Right before the 64th International Auto Show (IAA) in Frankfurt, Germany, Audi will hold the Urban Future Summit on the 12th of September. The goal of the symposium, where over 300 international experts from various disciplines will attend, is to build knowledge networks to answer the question: how will the urban space and mobility have to develop in order to meet the demands of cities in the future?

World wide, there seems to be rapid urban growth as more and more people move to megacities. Ideally, even as the population increases, traffic will flow freely. Without such traffic flow, there are disadvantages for the quality of life, the environment, and the appearance of cities itself. Therefore, experts from such fields as architecture, urban planning, trend research, economics, and the automotive industry have a responsibility to react to this trend and work together to come up with potential strategies.

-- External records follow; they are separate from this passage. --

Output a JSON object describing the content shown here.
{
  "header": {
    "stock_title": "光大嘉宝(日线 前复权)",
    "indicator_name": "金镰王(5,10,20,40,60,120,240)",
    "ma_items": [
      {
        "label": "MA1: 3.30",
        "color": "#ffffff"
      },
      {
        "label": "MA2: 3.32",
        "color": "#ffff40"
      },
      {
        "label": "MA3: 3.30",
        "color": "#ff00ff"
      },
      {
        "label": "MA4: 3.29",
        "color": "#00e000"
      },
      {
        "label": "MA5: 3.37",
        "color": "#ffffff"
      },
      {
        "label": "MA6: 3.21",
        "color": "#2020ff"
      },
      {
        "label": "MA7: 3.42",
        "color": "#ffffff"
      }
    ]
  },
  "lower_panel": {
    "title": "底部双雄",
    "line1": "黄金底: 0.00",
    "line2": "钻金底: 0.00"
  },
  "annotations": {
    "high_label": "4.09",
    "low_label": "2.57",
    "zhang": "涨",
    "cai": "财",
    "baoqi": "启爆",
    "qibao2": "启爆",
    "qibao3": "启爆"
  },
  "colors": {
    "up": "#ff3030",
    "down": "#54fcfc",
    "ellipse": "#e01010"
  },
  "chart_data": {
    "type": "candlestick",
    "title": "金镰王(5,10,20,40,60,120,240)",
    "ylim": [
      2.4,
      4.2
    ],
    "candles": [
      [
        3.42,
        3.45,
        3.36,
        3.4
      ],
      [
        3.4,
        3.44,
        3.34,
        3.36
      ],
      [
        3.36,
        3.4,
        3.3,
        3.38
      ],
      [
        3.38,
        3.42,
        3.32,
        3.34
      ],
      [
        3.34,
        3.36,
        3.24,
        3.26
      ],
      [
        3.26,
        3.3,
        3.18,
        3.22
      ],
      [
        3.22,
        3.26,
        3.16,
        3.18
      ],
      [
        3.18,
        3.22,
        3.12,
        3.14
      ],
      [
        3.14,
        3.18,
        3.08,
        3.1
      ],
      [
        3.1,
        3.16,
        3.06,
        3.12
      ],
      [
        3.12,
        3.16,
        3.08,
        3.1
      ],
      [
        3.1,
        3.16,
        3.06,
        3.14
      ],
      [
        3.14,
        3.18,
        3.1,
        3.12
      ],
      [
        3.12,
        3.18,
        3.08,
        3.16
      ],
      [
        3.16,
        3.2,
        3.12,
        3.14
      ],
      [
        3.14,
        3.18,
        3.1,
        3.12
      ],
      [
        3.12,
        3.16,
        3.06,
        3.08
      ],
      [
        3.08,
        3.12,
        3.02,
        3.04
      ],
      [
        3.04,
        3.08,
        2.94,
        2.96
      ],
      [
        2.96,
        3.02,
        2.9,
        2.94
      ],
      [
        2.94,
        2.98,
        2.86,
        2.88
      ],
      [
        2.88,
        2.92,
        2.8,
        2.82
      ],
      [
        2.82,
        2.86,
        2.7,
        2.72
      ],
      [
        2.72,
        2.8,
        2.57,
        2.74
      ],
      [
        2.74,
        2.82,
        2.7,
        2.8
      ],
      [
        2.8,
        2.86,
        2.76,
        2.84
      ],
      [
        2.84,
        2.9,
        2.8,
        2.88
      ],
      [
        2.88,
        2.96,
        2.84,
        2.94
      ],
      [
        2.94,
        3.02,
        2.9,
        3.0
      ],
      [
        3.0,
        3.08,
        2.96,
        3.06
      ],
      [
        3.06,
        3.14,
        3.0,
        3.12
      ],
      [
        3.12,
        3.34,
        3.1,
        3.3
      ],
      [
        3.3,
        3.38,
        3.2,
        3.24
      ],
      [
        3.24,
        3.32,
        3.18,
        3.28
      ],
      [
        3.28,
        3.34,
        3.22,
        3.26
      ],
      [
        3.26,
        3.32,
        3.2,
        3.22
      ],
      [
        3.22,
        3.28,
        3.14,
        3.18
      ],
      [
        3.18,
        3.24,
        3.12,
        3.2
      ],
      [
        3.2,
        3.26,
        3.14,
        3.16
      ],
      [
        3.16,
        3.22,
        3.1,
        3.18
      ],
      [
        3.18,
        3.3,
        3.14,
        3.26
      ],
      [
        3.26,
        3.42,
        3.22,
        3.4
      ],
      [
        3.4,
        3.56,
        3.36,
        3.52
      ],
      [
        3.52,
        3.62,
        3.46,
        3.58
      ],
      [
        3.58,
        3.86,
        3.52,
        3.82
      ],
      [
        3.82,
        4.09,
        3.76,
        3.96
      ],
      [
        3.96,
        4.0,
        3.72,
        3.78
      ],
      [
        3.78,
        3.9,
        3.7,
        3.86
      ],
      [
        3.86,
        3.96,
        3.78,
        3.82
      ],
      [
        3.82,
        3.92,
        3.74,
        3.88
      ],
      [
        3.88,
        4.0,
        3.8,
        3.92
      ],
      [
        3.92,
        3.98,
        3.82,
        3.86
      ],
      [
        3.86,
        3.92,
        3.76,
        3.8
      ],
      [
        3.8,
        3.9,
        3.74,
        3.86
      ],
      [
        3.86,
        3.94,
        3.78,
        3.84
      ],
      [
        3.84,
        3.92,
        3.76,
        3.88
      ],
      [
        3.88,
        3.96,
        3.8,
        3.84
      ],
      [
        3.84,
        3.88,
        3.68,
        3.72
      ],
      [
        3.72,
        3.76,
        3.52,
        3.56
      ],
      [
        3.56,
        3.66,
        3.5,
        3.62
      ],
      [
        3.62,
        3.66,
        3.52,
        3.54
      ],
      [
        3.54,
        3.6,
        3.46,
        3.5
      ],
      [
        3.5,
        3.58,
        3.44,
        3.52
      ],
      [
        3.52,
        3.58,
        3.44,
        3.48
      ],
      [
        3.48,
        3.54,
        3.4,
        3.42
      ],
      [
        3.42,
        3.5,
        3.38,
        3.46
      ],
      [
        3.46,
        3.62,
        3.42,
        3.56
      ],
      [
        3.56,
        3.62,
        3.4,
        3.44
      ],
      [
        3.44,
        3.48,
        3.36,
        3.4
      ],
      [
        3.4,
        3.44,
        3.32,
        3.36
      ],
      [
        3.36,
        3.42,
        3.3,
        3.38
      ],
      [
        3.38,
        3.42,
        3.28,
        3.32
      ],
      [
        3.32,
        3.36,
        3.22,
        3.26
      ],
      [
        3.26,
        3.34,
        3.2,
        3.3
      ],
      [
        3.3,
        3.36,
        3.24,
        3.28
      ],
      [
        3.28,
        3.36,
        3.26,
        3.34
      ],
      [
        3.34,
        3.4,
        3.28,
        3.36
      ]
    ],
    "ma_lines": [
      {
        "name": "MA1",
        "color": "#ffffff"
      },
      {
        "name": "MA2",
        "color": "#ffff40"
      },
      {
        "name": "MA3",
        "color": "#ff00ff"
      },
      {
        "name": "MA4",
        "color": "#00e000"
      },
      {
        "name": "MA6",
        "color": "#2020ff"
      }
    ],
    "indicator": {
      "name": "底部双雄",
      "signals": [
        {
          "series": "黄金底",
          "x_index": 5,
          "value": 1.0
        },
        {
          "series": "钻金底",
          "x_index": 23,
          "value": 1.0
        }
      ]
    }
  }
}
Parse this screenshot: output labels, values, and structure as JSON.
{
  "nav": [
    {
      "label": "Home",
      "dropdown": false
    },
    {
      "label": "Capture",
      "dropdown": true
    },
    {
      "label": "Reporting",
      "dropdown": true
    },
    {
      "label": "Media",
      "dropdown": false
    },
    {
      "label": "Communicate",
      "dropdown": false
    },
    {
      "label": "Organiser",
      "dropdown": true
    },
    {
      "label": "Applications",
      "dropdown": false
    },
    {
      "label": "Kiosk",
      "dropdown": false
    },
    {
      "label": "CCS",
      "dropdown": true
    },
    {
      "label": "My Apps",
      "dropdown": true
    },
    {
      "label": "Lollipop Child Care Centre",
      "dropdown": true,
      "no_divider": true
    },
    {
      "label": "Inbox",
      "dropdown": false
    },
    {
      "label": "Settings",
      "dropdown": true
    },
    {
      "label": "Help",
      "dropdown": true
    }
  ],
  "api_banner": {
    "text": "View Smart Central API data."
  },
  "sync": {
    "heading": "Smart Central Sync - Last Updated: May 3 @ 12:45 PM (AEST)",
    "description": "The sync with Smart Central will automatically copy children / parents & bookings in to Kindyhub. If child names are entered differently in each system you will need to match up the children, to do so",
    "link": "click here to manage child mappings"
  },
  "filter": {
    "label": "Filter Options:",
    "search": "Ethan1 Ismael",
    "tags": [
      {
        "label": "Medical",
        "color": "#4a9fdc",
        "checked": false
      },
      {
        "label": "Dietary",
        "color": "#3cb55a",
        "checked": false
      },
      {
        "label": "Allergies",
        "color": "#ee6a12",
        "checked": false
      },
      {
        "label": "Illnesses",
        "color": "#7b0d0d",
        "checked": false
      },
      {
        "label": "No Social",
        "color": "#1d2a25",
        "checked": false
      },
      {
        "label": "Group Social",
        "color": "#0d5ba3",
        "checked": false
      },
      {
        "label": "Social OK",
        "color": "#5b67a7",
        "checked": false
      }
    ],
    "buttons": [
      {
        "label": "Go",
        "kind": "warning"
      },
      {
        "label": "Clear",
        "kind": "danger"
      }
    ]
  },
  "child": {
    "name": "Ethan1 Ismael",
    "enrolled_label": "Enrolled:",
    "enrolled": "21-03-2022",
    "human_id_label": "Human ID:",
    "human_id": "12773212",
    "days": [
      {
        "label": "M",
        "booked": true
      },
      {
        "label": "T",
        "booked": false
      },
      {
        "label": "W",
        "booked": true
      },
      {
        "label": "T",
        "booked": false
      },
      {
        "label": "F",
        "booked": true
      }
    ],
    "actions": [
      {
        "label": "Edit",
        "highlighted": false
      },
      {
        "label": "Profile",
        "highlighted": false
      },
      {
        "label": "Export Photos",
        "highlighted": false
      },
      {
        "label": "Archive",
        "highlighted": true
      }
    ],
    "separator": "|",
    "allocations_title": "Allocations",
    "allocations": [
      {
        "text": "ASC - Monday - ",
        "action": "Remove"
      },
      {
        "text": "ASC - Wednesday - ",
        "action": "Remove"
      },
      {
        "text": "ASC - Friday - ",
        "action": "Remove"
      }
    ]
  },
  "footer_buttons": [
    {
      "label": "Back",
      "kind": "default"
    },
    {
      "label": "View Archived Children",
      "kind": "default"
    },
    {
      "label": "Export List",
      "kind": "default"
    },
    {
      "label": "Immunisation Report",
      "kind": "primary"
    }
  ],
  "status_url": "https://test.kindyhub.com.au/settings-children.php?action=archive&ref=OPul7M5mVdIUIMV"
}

During the summit, in addition to introductory speeches, the proposals of architects Jurgen Mayer H., Bjarke Ingels and Alison Brooks for the Audi Urban Future Award 2010 will form the basis of discussions. Representing Audi, the specially created Audi Urban Future Insight Team will also have an active part. Internally, the team operates across all departments and introduces the discourse on urban life and mobility into the company. For Summit 2011, three principal themes will be explored in distinct workshops: networks, social cooperation, and resource management.

The workshop “Energies of Data – Networked City,” will question how far the city of the future will be shaped by networks. Inspired by the award-winning design of Jurgen Mayer H., participants will delve into the question of will automated driving, personalize electronic systems, and social networks generate sustainable changes in urban environments and impact individual mobility?

With “Energies of Resources – City of Abundance,” Bjarke Ingels challenges us with the idea that networks, where data are fed to participants in traffic and infrastructure which improves traffic flow. This results in a surplus in energy and free, interactively usable surfaces. So can cars and buildings thus make use of the same flexible energy storage instead of being reliant on static systems of energy supply?

Alison Brooks’ proposal is founded on concepts of social interaction. It forms the basis for the third workshop, “Energies of Social Relations – City of Cooperation.” If it is assumed that the city of the future consists of many heterogenous areas, social interaction will be enhanced. New forms of neighborly cooperation will emerge: will social exchange, common use and neighborhood assistance thus take place of individual ownership in some areas?

Audi is the first automobile company to gather important players around one table in order to connect international experts, overcome deadlocked ways of thinking and chart a sustainable course for a mobile urban future. Peter Schwarzenbauer, Member of the Board of Audi AG for Marketing and Sales, comments on the pioneering role of the company. “For the first time an automobile company is actively engaging in the debate. We are taking a truly holistic view of the urban space and then taking the debate into our company. Today the automobile is a determining factor in the appearance of cities, but in functional terms, it is, in principle, completely isolated. In future however, automobiles will be involved and intensively networked. Audi is already doing the preparatory work for this today.”

For further information about the Audi Urban Future Initiative and Summit 2011, please go to